MarkUK said...

SoC, it's not just teams, but their individual members that can hit a crisis (as I'm sure you are aware).

Managers can do themselves no end of good if they can spot stress and nip it in the bud. Unfortunately, as you point out, managers themselves are often under stress and it clouds their judgement.

Organisations should be aware how having someone go through moderate or severe stress, too often ending in depression, brings them into breach of statutory duty.

Putting someone off work with stress is a breach of the Health & Safety at Work Etc Act 1974. A person with depression is covered under the Disability Discrimination Acts 1995 and 2005, requiring the employer to make "reasonable adjustment" for such a condition.

I agree with Weed that individuals vary as to how much pressure they can take before they become stressed. Not only does it vary between individuals but it can vary over time with the same individual.

I'm now a Health & Safety Officer, so guess what one of my priorities is for the workforce (once I've stopped them amputating bits of themselves, cutting themselves and getting hold of hot objects).

An ex-colleague of mine wrote a very interesting book on some of the psycho-social aspects of stress, called Stop Paddling/Start Sailing. It's available on amazon

I don't agree with some of Roger's ideas but there is some distilled common sense in his basic argument.

Dandelion said...

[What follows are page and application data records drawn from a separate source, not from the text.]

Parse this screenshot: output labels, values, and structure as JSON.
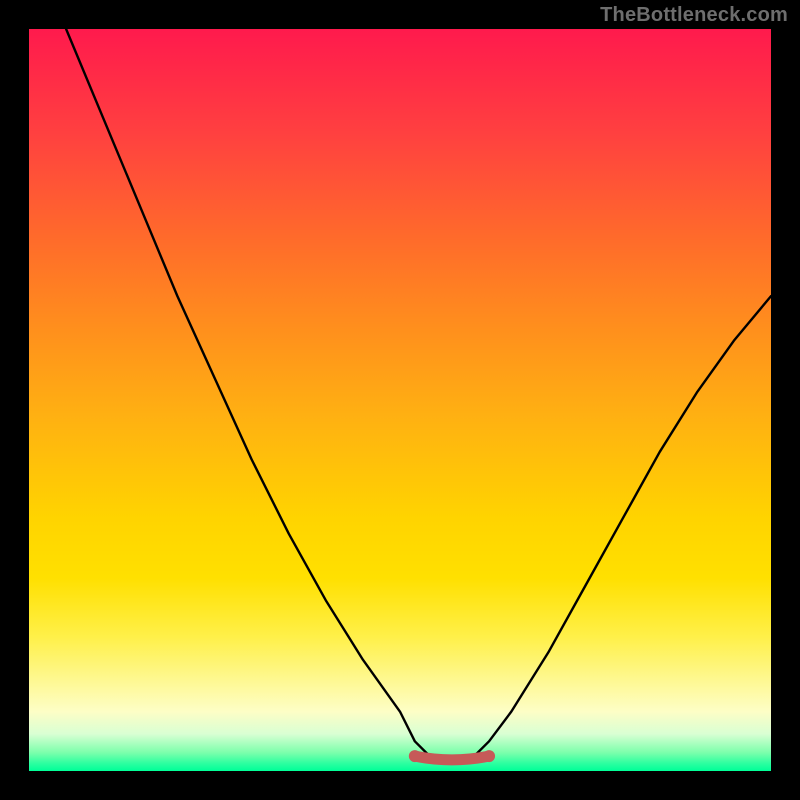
{
  "attribution": "TheBottleneck.com",
  "colors": {
    "curve": "#000000",
    "marker": "#c65a58",
    "gradient_stops": [
      {
        "pct": 0,
        "hex": "#ff1a4d"
      },
      {
        "pct": 14,
        "hex": "#ff4040"
      },
      {
        "pct": 28,
        "hex": "#ff6a2b"
      },
      {
        "pct": 40,
        "hex": "#ff8e1d"
      },
      {
        "pct": 52,
        "hex": "#ffb012"
      },
      {
        "pct": 66,
        "hex": "#ffd400"
      },
      {
        "pct": 82,
        "hex": "#fff04a"
      },
      {
        "pct": 92,
        "hex": "#fdfec6"
      },
      {
        "pct": 99,
        "hex": "#2bffa0"
      },
      {
        "pct": 100,
        "hex": "#00ff98"
      }
    ]
  },
  "chart_data": {
    "type": "line",
    "title": "",
    "xlabel": "",
    "ylabel": "",
    "xlim": [
      0,
      100
    ],
    "ylim": [
      0,
      100
    ],
    "series": [
      {
        "name": "bottleneck-curve",
        "x": [
          5,
          10,
          15,
          20,
          25,
          30,
          35,
          40,
          45,
          50,
          52,
          54,
          56,
          58,
          60,
          62,
          65,
          70,
          75,
          80,
          85,
          90,
          95,
          100
        ],
        "y": [
          100,
          88,
          76,
          64,
          53,
          42,
          32,
          23,
          15,
          8,
          4,
          2,
          1,
          1,
          2,
          4,
          8,
          16,
          25,
          34,
          43,
          51,
          58,
          64
        ]
      }
    ],
    "flat_zone": {
      "x_start": 52,
      "x_end": 62,
      "y": 2
    },
    "markers": [
      {
        "x": 52,
        "y": 2,
        "r": 6
      },
      {
        "x": 62,
        "y": 2,
        "r": 6
      }
    ]
  }
}
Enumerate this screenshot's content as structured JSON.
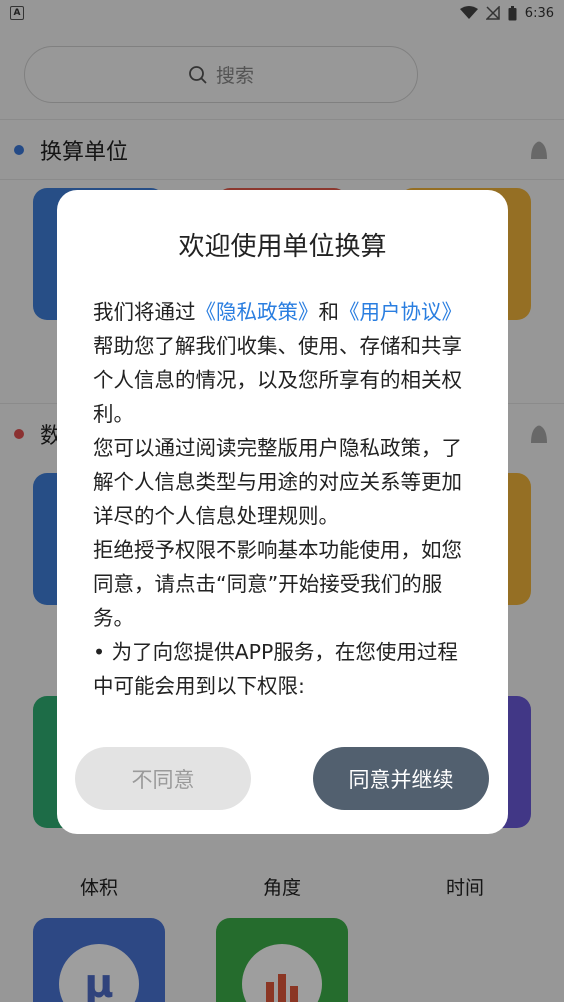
{
  "status_bar": {
    "left_icon": "A",
    "time": "6:36"
  },
  "search": {
    "placeholder": "搜索"
  },
  "sections": [
    {
      "title": "换算单位",
      "dot_color": "#3a78d8"
    },
    {
      "title": "数",
      "dot_color": "#e05050"
    }
  ],
  "tiles": {
    "row1_colors": [
      "#3f7fd9",
      "#e25b4c",
      "#f0b43a"
    ],
    "row2_colors": [
      "#3f7fd9",
      "#e25b4c",
      "#f0b43a"
    ],
    "row3_colors": [
      "#2fae73",
      "#4a7ff0",
      "#6a5ad8"
    ],
    "row3_labels": [
      "体积",
      "角度",
      "时间"
    ],
    "row4_colors": [
      "#4a74d6",
      "#3daf4a"
    ],
    "row4_icon_glyph": "μ"
  },
  "dialog": {
    "title": "欢迎使用单位换算",
    "p1_a": "我们将通过",
    "p1_link1": "《隐私政策》",
    "p1_b": "和",
    "p1_link2": "《用户协议》",
    "p1_c": "帮助您了解我们收集、使用、存储和共享个人信息的情况，以及您所享有的相关权利。",
    "p2": "您可以通过阅读完整版用户隐私政策，了解个人信息类型与用途的对应关系等更加详尽的个人信息处理规则。",
    "p3": "拒绝授予权限不影响基本功能使用，如您同意，请点击“同意”开始接受我们的服务。",
    "p4": "• 为了向您提供APP服务，在您使用过程中可能会用到以下权限:",
    "disagree_label": "不同意",
    "agree_label": "同意并继续"
  }
}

Umm, yeah. Occupational stress (causes and effects) is actually a pretty big bit of occupational psychology. Never mind Roger whatsisname, there's a whole empirical literature out there for the Googling.